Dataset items
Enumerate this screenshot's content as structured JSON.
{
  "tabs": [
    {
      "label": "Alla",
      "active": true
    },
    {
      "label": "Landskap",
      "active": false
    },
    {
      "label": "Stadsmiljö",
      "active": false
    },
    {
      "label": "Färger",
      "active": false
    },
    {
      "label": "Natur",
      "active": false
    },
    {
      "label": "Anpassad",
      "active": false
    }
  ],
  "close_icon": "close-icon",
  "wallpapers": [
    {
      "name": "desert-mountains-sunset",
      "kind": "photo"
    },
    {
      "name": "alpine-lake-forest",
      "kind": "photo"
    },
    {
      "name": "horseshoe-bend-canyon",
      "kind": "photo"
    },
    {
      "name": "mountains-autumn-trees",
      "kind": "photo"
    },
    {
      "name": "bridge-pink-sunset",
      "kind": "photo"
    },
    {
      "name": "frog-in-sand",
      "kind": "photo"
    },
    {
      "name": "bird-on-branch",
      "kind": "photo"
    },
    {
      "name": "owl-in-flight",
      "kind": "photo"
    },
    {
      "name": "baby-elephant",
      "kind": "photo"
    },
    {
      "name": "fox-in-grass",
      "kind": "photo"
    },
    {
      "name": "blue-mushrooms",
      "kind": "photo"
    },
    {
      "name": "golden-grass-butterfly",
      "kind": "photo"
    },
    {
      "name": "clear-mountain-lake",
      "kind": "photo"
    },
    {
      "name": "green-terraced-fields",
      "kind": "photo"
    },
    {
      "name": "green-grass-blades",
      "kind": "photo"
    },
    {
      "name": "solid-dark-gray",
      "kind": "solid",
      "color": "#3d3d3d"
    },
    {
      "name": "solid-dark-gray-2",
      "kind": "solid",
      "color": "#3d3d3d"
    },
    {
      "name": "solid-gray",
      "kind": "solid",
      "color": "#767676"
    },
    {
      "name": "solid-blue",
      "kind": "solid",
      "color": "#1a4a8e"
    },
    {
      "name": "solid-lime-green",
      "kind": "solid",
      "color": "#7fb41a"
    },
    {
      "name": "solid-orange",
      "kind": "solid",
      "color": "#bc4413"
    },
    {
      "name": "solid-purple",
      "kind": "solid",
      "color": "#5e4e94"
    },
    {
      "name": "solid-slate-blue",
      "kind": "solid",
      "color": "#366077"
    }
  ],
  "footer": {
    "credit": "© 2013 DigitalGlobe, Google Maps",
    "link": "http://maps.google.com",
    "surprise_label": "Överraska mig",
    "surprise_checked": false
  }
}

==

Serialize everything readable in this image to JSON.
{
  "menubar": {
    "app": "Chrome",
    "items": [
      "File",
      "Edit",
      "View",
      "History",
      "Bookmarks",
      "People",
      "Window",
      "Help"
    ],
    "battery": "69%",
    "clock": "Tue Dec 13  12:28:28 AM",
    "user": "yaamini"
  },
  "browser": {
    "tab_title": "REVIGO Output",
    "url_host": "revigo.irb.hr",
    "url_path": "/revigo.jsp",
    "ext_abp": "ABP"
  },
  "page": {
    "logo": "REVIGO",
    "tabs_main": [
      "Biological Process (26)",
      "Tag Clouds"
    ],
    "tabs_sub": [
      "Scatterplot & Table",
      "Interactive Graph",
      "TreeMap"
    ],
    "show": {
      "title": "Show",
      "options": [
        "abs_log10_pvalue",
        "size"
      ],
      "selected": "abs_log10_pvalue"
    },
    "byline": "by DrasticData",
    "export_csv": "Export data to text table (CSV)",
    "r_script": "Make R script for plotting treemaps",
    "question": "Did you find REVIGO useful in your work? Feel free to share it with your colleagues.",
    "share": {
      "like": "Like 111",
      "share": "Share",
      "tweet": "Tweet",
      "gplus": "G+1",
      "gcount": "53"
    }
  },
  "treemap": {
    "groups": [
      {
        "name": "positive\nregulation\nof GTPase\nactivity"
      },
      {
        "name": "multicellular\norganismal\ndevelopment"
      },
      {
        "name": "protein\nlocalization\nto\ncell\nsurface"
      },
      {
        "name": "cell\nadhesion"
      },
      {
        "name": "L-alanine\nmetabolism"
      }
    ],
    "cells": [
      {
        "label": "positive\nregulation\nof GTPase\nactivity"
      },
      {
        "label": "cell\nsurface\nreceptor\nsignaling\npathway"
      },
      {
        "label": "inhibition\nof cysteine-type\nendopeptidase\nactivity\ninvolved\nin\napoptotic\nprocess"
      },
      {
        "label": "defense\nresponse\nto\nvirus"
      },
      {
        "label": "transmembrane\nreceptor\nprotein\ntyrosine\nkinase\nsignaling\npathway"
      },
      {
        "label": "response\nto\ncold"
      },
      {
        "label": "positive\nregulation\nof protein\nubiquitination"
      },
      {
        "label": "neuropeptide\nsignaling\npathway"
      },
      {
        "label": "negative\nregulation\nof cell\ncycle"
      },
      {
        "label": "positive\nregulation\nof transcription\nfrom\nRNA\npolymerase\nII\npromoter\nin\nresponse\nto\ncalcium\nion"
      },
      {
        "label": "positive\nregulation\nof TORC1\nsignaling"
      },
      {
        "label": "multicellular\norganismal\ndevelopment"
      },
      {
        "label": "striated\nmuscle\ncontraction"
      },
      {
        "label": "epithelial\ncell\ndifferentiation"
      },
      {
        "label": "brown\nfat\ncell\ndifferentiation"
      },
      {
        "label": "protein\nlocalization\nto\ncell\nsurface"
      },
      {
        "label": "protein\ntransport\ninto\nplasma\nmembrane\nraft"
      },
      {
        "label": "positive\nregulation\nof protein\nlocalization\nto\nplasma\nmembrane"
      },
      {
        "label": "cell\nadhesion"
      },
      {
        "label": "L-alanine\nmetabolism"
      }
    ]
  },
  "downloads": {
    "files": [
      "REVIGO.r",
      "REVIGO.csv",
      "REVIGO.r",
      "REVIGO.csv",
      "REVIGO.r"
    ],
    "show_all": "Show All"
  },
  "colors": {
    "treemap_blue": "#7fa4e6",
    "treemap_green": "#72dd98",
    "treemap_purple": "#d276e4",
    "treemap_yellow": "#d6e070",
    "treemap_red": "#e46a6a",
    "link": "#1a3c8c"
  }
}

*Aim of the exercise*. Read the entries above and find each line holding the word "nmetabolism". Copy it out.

*Result for this task*.
        "name": "L-alanine\nmetabolism"
        "label": "L-alanine\nmetabolism"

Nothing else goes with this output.